▶ _Assignment_:
The records must be returned word for word.

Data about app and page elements
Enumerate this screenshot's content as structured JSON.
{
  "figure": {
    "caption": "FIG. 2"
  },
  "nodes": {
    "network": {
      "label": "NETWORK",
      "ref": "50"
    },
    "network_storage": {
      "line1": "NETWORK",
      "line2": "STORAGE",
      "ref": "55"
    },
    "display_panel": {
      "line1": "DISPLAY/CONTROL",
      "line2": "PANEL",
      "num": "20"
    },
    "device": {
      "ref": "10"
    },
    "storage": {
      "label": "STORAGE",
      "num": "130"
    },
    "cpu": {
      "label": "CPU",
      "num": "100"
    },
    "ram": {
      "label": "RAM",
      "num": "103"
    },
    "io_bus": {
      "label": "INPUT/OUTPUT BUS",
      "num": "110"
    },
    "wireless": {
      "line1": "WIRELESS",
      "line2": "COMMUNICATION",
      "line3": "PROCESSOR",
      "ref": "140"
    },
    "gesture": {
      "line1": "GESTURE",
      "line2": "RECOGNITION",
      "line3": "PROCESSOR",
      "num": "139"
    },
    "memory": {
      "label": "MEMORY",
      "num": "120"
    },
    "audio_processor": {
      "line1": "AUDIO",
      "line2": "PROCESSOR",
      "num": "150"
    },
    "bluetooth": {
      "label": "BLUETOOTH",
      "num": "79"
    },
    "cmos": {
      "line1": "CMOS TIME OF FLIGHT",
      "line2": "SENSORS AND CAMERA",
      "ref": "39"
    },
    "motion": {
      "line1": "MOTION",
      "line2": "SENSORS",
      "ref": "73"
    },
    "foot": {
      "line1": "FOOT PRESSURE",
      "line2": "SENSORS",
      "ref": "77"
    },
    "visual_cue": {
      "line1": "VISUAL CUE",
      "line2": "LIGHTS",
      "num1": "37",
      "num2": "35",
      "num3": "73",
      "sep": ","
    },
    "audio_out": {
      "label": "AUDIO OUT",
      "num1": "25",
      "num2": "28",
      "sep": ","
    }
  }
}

▶ _Output_:
Enumerate this screenshot's content as structured JSON.
{
  "figure": {
    "caption": "FIG. 2"
  },
  "nodes": {
    "network": {
      "label": "NETWORK",
      "ref": "50"
    },
    "network_storage": {
      "line1": "NETWORK",
      "line2": "STORAGE",
      "ref": "55"
    },
    "display_panel": {
      "line1": "DISPLAY/CONTROL",
      "line2": "PANEL",
      "num": "20"
    },
    "device": {
      "ref": "10"
    },
    "storage": {
      "label": "STORAGE",
      "num": "130"
    },
    "cpu": {
      "label": "CPU",
      "num": "100"
    },
    "ram": {
      "label": "RAM",
      "num": "103"
    },
    "io_bus": {
      "label": "INPUT/OUTPUT BUS",
      "num": "110"
    },
    "wireless": {
      "line1": "WIRELESS",
      "line2": "COMMUNICATION",
      "line3": "PROCESSOR",
      "ref": "140"
    },
    "gesture": {
      "line1": "GESTURE",
      "line2": "RECOGNITION",
      "line3": "PROCESSOR",
      "num": "139"
    },
    "memory": {
      "label": "MEMORY",
      "num": "120"
    },
    "audio_processor": {
      "line1": "AUDIO",
      "line2": "PROCESSOR",
      "num": "150"
    },
    "bluetooth": {
      "label": "BLUETOOTH",
      "num": "79"
    },
    "cmos": {
      "line1": "CMOS TIME OF FLIGHT",
      "line2": "SENSORS AND CAMERA",
      "ref": "39"
    },
    "motion": {
      "line1": "MOTION",
      "line2": "SENSORS",
      "ref": "73"
    },
    "foot": {
      "line1": "FOOT PRESSURE",
      "line2": "SENSORS",
      "ref": "77"
    },
    "visual_cue": {
      "line1": "VISUAL CUE",
      "line2": "LIGHTS",
      "num1": "37",
      "num2": "35",
      "num3": "73",
      "sep": ","
    },
    "audio_out": {
      "label": "AUDIO OUT",
      "num1": "25",
      "num2": "28",
      "sep": ","
    }
  }
}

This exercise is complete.